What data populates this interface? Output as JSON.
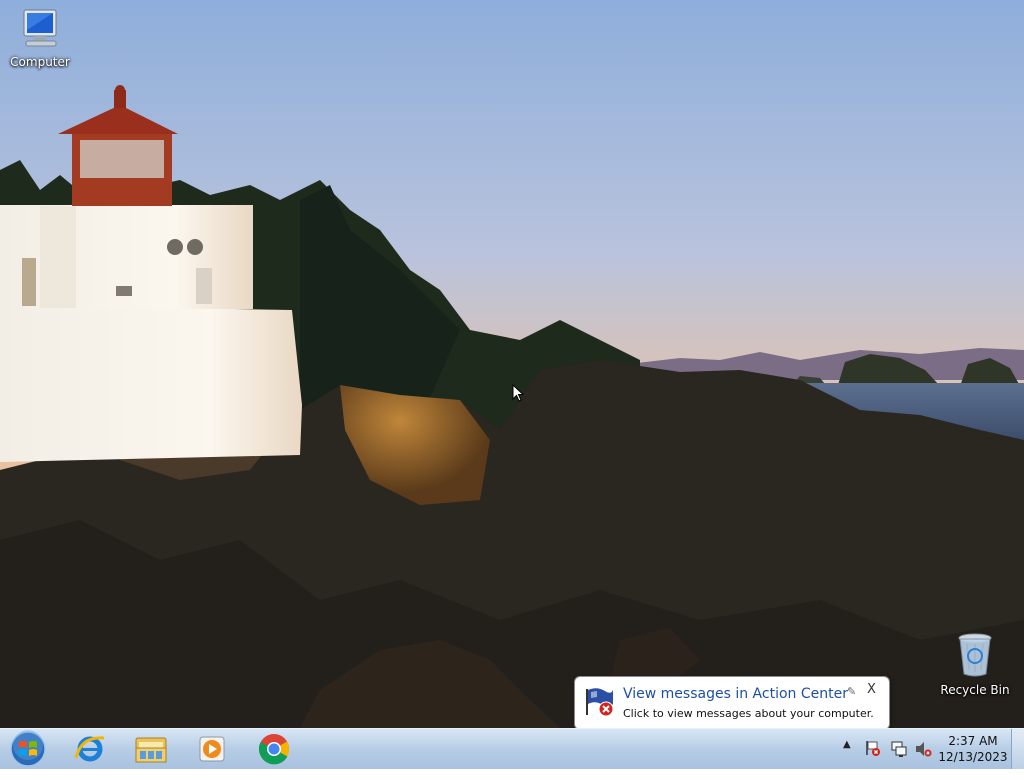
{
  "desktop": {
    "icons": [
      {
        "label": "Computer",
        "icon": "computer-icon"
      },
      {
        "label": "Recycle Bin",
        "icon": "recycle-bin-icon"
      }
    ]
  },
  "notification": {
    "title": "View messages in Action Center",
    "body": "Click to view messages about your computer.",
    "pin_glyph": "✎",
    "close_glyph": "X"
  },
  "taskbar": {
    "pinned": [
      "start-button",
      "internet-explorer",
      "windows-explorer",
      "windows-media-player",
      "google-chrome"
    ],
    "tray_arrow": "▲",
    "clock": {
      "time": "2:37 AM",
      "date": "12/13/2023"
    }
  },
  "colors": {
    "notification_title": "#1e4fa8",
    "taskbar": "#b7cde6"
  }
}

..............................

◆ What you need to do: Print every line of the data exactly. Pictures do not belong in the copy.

◆ Solution for this exercise:
What data populates this interface? Output as JSON.
{
  "desktop": {
    "icons": [
      {
        "label": "Computer",
        "icon": "computer-icon"
      },
      {
        "label": "Recycle Bin",
        "icon": "recycle-bin-icon"
      }
    ]
  },
  "notification": {
    "title": "View messages in Action Center",
    "body": "Click to view messages about your computer.",
    "pin_glyph": "✎",
    "close_glyph": "X"
  },
  "taskbar": {
    "pinned": [
      "start-button",
      "internet-explorer",
      "windows-explorer",
      "windows-media-player",
      "google-chrome"
    ],
    "tray_arrow": "▲",
    "clock": {
      "time": "2:37 AM",
      "date": "12/13/2023"
    }
  },
  "colors": {
    "notification_title": "#1e4fa8",
    "taskbar": "#b7cde6"
  }
}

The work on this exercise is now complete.